(Dataset rows describing interfaces)
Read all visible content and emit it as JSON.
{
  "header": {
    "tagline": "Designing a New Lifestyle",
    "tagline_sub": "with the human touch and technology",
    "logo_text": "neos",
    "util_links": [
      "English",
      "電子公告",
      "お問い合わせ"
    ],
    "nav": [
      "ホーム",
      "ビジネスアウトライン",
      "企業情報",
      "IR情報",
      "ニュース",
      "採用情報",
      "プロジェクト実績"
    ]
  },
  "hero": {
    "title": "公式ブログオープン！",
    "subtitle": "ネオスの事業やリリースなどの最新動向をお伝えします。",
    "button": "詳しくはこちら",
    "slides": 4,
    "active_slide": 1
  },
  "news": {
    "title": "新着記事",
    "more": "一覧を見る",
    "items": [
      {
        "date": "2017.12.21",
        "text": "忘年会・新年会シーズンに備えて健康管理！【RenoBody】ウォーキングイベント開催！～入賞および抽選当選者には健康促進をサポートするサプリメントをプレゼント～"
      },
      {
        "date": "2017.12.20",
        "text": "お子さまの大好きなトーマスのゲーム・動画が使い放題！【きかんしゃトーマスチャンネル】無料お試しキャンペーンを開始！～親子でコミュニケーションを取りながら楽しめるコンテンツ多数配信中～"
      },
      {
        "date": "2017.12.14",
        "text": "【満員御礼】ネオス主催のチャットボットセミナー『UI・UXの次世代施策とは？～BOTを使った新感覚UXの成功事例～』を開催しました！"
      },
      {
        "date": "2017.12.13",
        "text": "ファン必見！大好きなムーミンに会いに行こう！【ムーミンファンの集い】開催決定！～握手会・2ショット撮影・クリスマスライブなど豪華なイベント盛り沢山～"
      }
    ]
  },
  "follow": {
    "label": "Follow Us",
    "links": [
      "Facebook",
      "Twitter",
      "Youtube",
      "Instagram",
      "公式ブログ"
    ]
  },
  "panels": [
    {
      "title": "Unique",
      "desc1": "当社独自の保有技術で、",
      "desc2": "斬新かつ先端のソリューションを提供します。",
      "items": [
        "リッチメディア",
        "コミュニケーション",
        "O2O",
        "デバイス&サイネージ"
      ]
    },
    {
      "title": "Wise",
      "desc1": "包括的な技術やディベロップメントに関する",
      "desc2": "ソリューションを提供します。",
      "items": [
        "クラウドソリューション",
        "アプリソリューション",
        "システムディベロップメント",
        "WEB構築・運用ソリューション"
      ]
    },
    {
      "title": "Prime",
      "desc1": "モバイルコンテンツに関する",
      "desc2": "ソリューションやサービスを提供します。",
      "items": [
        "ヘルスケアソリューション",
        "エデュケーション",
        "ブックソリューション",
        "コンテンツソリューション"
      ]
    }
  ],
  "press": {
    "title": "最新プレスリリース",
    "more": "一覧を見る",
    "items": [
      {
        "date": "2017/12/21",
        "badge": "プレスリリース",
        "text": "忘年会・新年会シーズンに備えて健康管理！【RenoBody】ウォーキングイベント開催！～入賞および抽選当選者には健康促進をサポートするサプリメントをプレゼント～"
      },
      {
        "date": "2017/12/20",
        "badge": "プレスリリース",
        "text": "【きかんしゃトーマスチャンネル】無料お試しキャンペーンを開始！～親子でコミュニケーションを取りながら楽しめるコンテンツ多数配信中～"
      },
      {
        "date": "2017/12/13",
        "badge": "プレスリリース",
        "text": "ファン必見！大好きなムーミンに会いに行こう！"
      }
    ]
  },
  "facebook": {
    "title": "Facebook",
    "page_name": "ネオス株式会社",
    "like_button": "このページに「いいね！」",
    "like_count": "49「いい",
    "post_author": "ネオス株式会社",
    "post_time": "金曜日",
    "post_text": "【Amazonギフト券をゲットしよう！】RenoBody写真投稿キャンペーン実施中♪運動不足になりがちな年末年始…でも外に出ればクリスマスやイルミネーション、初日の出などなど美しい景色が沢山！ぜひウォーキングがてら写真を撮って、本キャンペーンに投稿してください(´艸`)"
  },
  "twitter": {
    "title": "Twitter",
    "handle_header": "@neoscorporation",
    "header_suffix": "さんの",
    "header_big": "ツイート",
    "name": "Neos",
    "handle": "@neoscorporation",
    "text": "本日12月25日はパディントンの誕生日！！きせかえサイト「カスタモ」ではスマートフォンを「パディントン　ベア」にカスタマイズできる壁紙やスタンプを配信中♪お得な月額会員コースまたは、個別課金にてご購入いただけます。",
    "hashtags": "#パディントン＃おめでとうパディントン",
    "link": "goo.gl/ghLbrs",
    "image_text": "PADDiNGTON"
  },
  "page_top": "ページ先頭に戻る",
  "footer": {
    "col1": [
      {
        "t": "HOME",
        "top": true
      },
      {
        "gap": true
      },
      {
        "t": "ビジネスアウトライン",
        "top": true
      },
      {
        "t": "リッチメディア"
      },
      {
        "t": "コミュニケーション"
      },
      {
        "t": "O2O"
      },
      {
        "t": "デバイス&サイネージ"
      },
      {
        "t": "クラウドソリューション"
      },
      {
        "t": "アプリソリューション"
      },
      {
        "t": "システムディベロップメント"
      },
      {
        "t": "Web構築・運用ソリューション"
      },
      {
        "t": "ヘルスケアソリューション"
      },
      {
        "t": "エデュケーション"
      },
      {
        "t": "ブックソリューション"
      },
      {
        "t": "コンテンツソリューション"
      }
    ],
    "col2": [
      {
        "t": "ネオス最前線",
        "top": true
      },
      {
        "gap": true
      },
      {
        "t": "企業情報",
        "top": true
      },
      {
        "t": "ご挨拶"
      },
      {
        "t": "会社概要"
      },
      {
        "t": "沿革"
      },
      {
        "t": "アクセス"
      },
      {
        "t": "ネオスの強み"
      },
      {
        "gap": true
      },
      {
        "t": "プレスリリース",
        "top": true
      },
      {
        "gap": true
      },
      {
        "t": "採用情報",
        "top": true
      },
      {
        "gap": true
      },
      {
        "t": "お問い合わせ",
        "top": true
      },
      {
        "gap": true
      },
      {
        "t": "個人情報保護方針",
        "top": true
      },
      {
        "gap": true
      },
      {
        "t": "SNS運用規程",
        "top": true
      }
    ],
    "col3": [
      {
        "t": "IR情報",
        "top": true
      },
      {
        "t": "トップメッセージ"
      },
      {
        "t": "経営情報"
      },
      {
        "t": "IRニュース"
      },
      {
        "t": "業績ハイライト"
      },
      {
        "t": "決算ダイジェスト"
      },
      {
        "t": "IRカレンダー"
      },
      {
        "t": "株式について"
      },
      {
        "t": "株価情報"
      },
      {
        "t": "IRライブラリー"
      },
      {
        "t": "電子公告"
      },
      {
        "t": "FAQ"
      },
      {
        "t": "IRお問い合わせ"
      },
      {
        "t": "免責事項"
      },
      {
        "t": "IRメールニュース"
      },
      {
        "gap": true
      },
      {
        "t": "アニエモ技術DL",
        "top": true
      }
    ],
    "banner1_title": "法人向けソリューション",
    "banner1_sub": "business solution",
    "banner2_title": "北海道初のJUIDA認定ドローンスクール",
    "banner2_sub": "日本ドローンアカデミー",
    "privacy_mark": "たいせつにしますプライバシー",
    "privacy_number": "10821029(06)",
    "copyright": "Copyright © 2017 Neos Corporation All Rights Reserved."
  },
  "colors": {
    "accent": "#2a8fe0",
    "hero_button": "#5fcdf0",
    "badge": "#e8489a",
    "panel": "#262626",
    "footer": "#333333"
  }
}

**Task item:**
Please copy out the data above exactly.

**Response to the task:**
Read all visible content and emit it as JSON.
{
  "header": {
    "tagline": "Designing a New Lifestyle",
    "tagline_sub": "with the human touch and technology",
    "logo_text": "neos",
    "util_links": [
      "English",
      "電子公告",
      "お問い合わせ"
    ],
    "nav": [
      "ホーム",
      "ビジネスアウトライン",
      "企業情報",
      "IR情報",
      "ニュース",
      "採用情報",
      "プロジェクト実績"
    ]
  },
  "hero": {
    "title": "公式ブログオープン！",
    "subtitle": "ネオスの事業やリリースなどの最新動向をお伝えします。",
    "button": "詳しくはこちら",
    "slides": 4,
    "active_slide": 1
  },
  "news": {
    "title": "新着記事",
    "more": "一覧を見る",
    "items": [
      {
        "date": "2017.12.21",
        "text": "忘年会・新年会シーズンに備えて健康管理！【RenoBody】ウォーキングイベント開催！～入賞および抽選当選者には健康促進をサポートするサプリメントをプレゼント～"
      },
      {
        "date": "2017.12.20",
        "text": "お子さまの大好きなトーマスのゲーム・動画が使い放題！【きかんしゃトーマスチャンネル】無料お試しキャンペーンを開始！～親子でコミュニケーションを取りながら楽しめるコンテンツ多数配信中～"
      },
      {
        "date": "2017.12.14",
        "text": "【満員御礼】ネオス主催のチャットボットセミナー『UI・UXの次世代施策とは？～BOTを使った新感覚UXの成功事例～』を開催しました！"
      },
      {
        "date": "2017.12.13",
        "text": "ファン必見！大好きなムーミンに会いに行こう！【ムーミンファンの集い】開催決定！～握手会・2ショット撮影・クリスマスライブなど豪華なイベント盛り沢山～"
      }
    ]
  },
  "follow": {
    "label": "Follow Us",
    "links": [
      "Facebook",
      "Twitter",
      "Youtube",
      "Instagram",
      "公式ブログ"
    ]
  },
  "panels": [
    {
      "title": "Unique",
      "desc1": "当社独自の保有技術で、",
      "desc2": "斬新かつ先端のソリューションを提供します。",
      "items": [
        "リッチメディア",
        "コミュニケーション",
        "O2O",
        "デバイス&サイネージ"
      ]
    },
    {
      "title": "Wise",
      "desc1": "包括的な技術やディベロップメントに関する",
      "desc2": "ソリューションを提供します。",
      "items": [
        "クラウドソリューション",
        "アプリソリューション",
        "システムディベロップメント",
        "WEB構築・運用ソリューション"
      ]
    },
    {
      "title": "Prime",
      "desc1": "モバイルコンテンツに関する",
      "desc2": "ソリューションやサービスを提供します。",
      "items": [
        "ヘルスケアソリューション",
        "エデュケーション",
        "ブックソリューション",
        "コンテンツソリューション"
      ]
    }
  ],
  "press": {
    "title": "最新プレスリリース",
    "more": "一覧を見る",
    "items": [
      {
        "date": "2017/12/21",
        "badge": "プレスリリース",
        "text": "忘年会・新年会シーズンに備えて健康管理！【RenoBody】ウォーキングイベント開催！～入賞および抽選当選者には健康促進をサポートするサプリメントをプレゼント～"
      },
      {
        "date": "2017/12/20",
        "badge": "プレスリリース",
        "text": "【きかんしゃトーマスチャンネル】無料お試しキャンペーンを開始！～親子でコミュニケーションを取りながら楽しめるコンテンツ多数配信中～"
      },
      {
        "date": "2017/12/13",
        "badge": "プレスリリース",
        "text": "ファン必見！大好きなムーミンに会いに行こう！"
      }
    ]
  },
  "facebook": {
    "title": "Facebook",
    "page_name": "ネオス株式会社",
    "like_button": "このページに「いいね！」",
    "like_count": "49「いい",
    "post_author": "ネオス株式会社",
    "post_time": "金曜日",
    "post_text": "【Amazonギフト券をゲットしよう！】RenoBody写真投稿キャンペーン実施中♪運動不足になりがちな年末年始…でも外に出ればクリスマスやイルミネーション、初日の出などなど美しい景色が沢山！ぜひウォーキングがてら写真を撮って、本キャンペーンに投稿してください(´艸`)"
  },
  "twitter": {
    "title": "Twitter",
    "handle_header": "@neoscorporation",
    "header_suffix": "さんの",
    "header_big": "ツイート",
    "name": "Neos",
    "handle": "@neoscorporation",
    "text": "本日12月25日はパディントンの誕生日！！きせかえサイト「カスタモ」ではスマートフォンを「パディントン　ベア」にカスタマイズできる壁紙やスタンプを配信中♪お得な月額会員コースまたは、個別課金にてご購入いただけます。",
    "hashtags": "#パディントン＃おめでとうパディントン",
    "link": "goo.gl/ghLbrs",
    "image_text": "PADDiNGTON"
  },
  "page_top": "ページ先頭に戻る",
  "footer": {
    "col1": [
      {
        "t": "HOME",
        "top": true
      },
      {
        "gap": true
      },
      {
        "t": "ビジネスアウトライン",
        "top": true
      },
      {
        "t": "リッチメディア"
      },
      {
        "t": "コミュニケーション"
      },
      {
        "t": "O2O"
      },
      {
        "t": "デバイス&サイネージ"
      },
      {
        "t": "クラウドソリューション"
      },
      {
        "t": "アプリソリューション"
      },
      {
        "t": "システムディベロップメント"
      },
      {
        "t": "Web構築・運用ソリューション"
      },
      {
        "t": "ヘルスケアソリューション"
      },
      {
        "t": "エデュケーション"
      },
      {
        "t": "ブックソリューション"
      },
      {
        "t": "コンテンツソリューション"
      }
    ],
    "col2": [
      {
        "t": "ネオス最前線",
        "top": true
      },
      {
        "gap": true
      },
      {
        "t": "企業情報",
        "top": true
      },
      {
        "t": "ご挨拶"
      },
      {
        "t": "会社概要"
      },
      {
        "t": "沿革"
      },
      {
        "t": "アクセス"
      },
      {
        "t": "ネオスの強み"
      },
      {
        "gap": true
      },
      {
        "t": "プレスリリース",
        "top": true
      },
      {
        "gap": true
      },
      {
        "t": "採用情報",
        "top": true
      },
      {
        "gap": true
      },
      {
        "t": "お問い合わせ",
        "top": true
      },
      {
        "gap": true
      },
      {
        "t": "個人情報保護方針",
        "top": true
      },
      {
        "gap": true
      },
      {
        "t": "SNS運用規程",
        "top": true
      }
    ],
    "col3": [
      {
        "t": "IR情報",
        "top": true
      },
      {
        "t": "トップメッセージ"
      },
      {
        "t": "経営情報"
      },
      {
        "t": "IRニュース"
      },
      {
        "t": "業績ハイライト"
      },
      {
        "t": "決算ダイジェスト"
      },
      {
        "t": "IRカレンダー"
      },
      {
        "t": "株式について"
      },
      {
        "t": "株価情報"
      },
      {
        "t": "IRライブラリー"
      },
      {
        "t": "電子公告"
      },
      {
        "t": "FAQ"
      },
      {
        "t": "IRお問い合わせ"
      },
      {
        "t": "免責事項"
      },
      {
        "t": "IRメールニュース"
      },
      {
        "gap": true
      },
      {
        "t": "アニエモ技術DL",
        "top": true
      }
    ],
    "banner1_title": "法人向けソリューション",
    "banner1_sub": "business solution",
    "banner2_title": "北海道初のJUIDA認定ドローンスクール",
    "banner2_sub": "日本ドローンアカデミー",
    "privacy_mark": "たいせつにしますプライバシー",
    "privacy_number": "10821029(06)",
    "copyright": "Copyright © 2017 Neos Corporation All Rights Reserved."
  },
  "colors": {
    "accent": "#2a8fe0",
    "hero_button": "#5fcdf0",
    "badge": "#e8489a",
    "panel": "#262626",
    "footer": "#333333"
  }
}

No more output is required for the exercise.